Due Diligence Obligation of a State to Children Harmed by Porn

Due Diligence Obligation of a State to Children Harmed by Porn

The Australian government has a duty of care towards protecting its children from pornography harm and should immediately introduce a system to stop children accessing adult material on their phones, iPads and computers.

This is the main recommendation Andrea Tokaji puts forward in 'DUE DILIGENCE OBLIGATION OF A STATE TO CHILDREN HARMED BY PORN: A CRITICAL APPRAISAL'. Writing from a legal human rights perspective, Tokaji argues that the State’s due diligence obligation towards its children, as well as its obligations to prevent them harm under the United Nations’ Convention on the Rights of the Child, means that it must move quickly to protect them from the now well evidenced harms of pornography consumption.
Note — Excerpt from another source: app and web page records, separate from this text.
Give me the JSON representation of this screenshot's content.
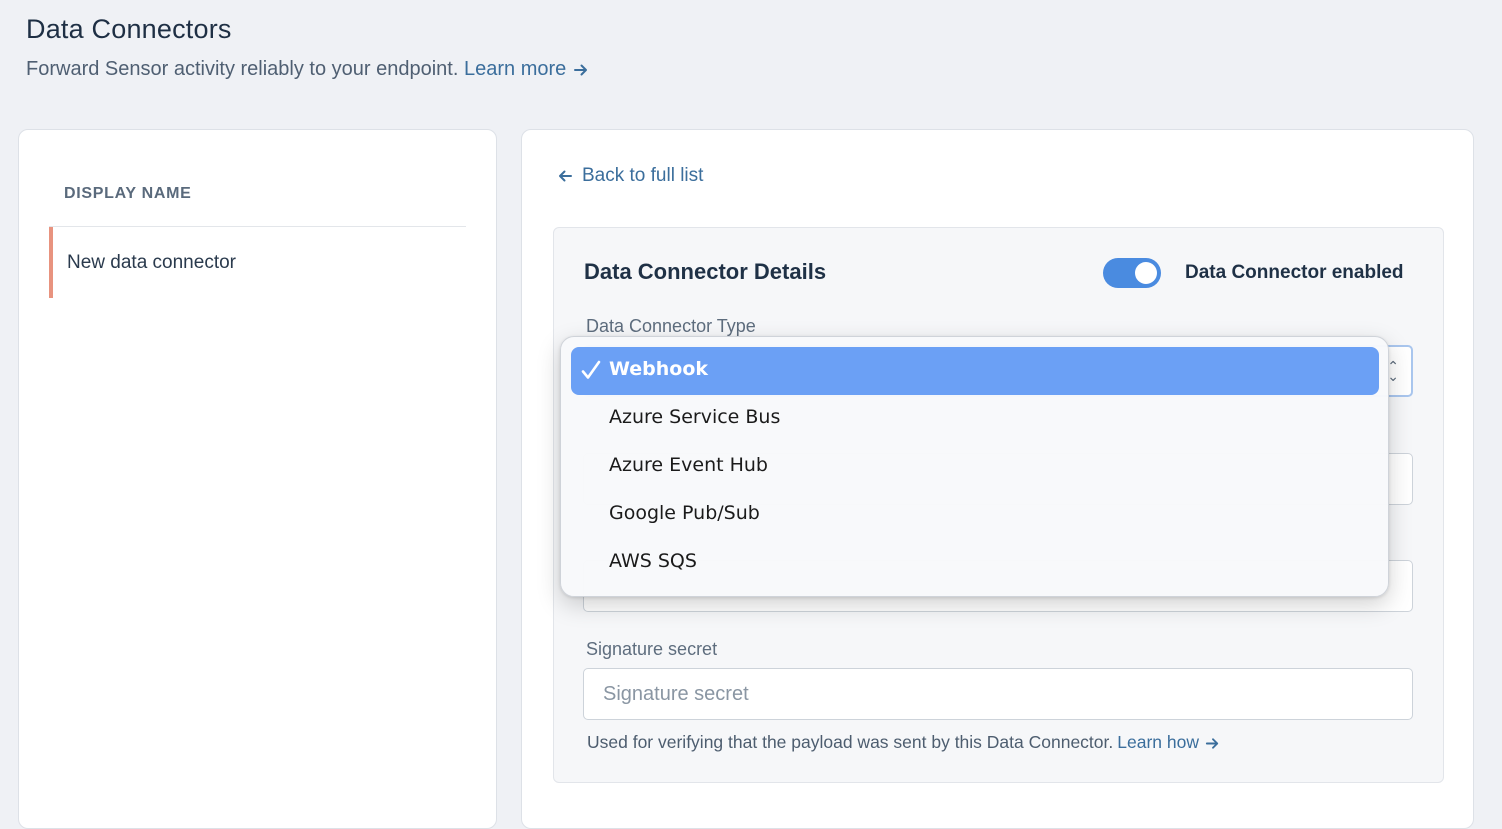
{
  "header": {
    "title": "Data Connectors",
    "subtitle": "Forward Sensor activity reliably to your endpoint.",
    "learn_more": "Learn more"
  },
  "list": {
    "column_header": "DISPLAY NAME",
    "items": [
      {
        "label": "New data connector"
      }
    ]
  },
  "detail": {
    "back_link": "Back to full list",
    "card_title": "Data Connector Details",
    "enabled_label": "Data Connector enabled",
    "enabled": true,
    "type_label": "Data Connector Type",
    "signature_label": "Signature secret",
    "signature_placeholder": "Signature secret",
    "helper_text": "Used for verifying that the payload was sent by this Data Connector.",
    "helper_link": "Learn how"
  },
  "dropdown": {
    "selected": "Webhook",
    "options": [
      {
        "label": "Webhook"
      },
      {
        "label": "Azure Service Bus"
      },
      {
        "label": "Azure Event Hub"
      },
      {
        "label": "Google Pub/Sub"
      },
      {
        "label": "AWS SQS"
      }
    ]
  },
  "icons": {
    "back": "arrow-left-icon",
    "learn_more": "arrow-right-icon",
    "check": "check-icon",
    "caret": "chevron-up-down-icon"
  },
  "colors": {
    "accent": "#4a8be0",
    "selection": "#6ba0f5",
    "list_marker": "#e8937f",
    "link": "#3b6e9c"
  }
}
Tokaji summarises the growing body of evidence detailing pornography harm to our young people, including negative effects on children’s attitudes and beliefs towards women and sex, increased sexual aggression, and the increased risk of the development of sexually dysfunctional attitudes and behaviours. Particular attention is drawn to the rapidly growing number of children sexually abusing other children after being influenced by viewing pornography. The author believes there is some evidence schools are sweeping these incidents under the carpet for fear of damage to their reputations and that these assaults are being normalised as part of childhood sexual exploration. She suggests that restorative justice processes are a potential way forward here, where the child perpetrator can be shown that their behaviour is not acceptable to society, the harm done acknowledged and a plan put in place to lessen the likelihood of the perpetrator acting out again.

Tokaji believes that the law has not caught up with the fact that many children are now not only being able to access harmful pornography on their own electronic devices, but are living in households with people who are large scale pornography users. While there are existing legislative provisions against ‘exposure to indecent materials’, these have usually been used within the context of cases regarding sexual grooming. Tokaji feels it is now time to widen that provision to acknowledge the damage from casual pornography viewing within the home.

She argues that the State has an obligation of due diligence under international law to protect children from all harm and to ensure any future harm is prevented. She outlines precedents from overseas whereby single countries have been found complicit in human rights abuses perpetuated by out-of-country parties, in these cases in the field of domestic abuse. The argument that she puts forward is that the current regulatory framework applied to pornographic material originating from outside Australia is inadequate, and leaves the majority of Australian children exposed to harmful material.

Because Australia is a signatory to the United Nations’ Convention on the Rights of the Child, it has a due diligence responsibility to protect children from non-State or out-of-country parties perpetrating harm against them. To facilitate this, Tokaji advocates the adoption of a nation-wide opt-out clean feed ISP (internet service provider) standard, whereby ISPs are required to provide an internet service that excludes adult-only content. This includes content available on home computers, tablets, smartphones and other devices that have the potential to host harmful material that can be viewed by children. The United Kingdom introduced a system last year whereby the clean feed is the default option for ISPs, providing a pre-filtered service to block pornography and other harmful sites. Access to adult material is dependant on strict age verification.

“ If we don’t do something fast, we will have a generation of young people who are deeply affected and traumatised by their exposure not only to harmful images online but victims also to experiencing these abuses first hand… Let us do all we can to protect our most innocent.” (p226)

Read the full article here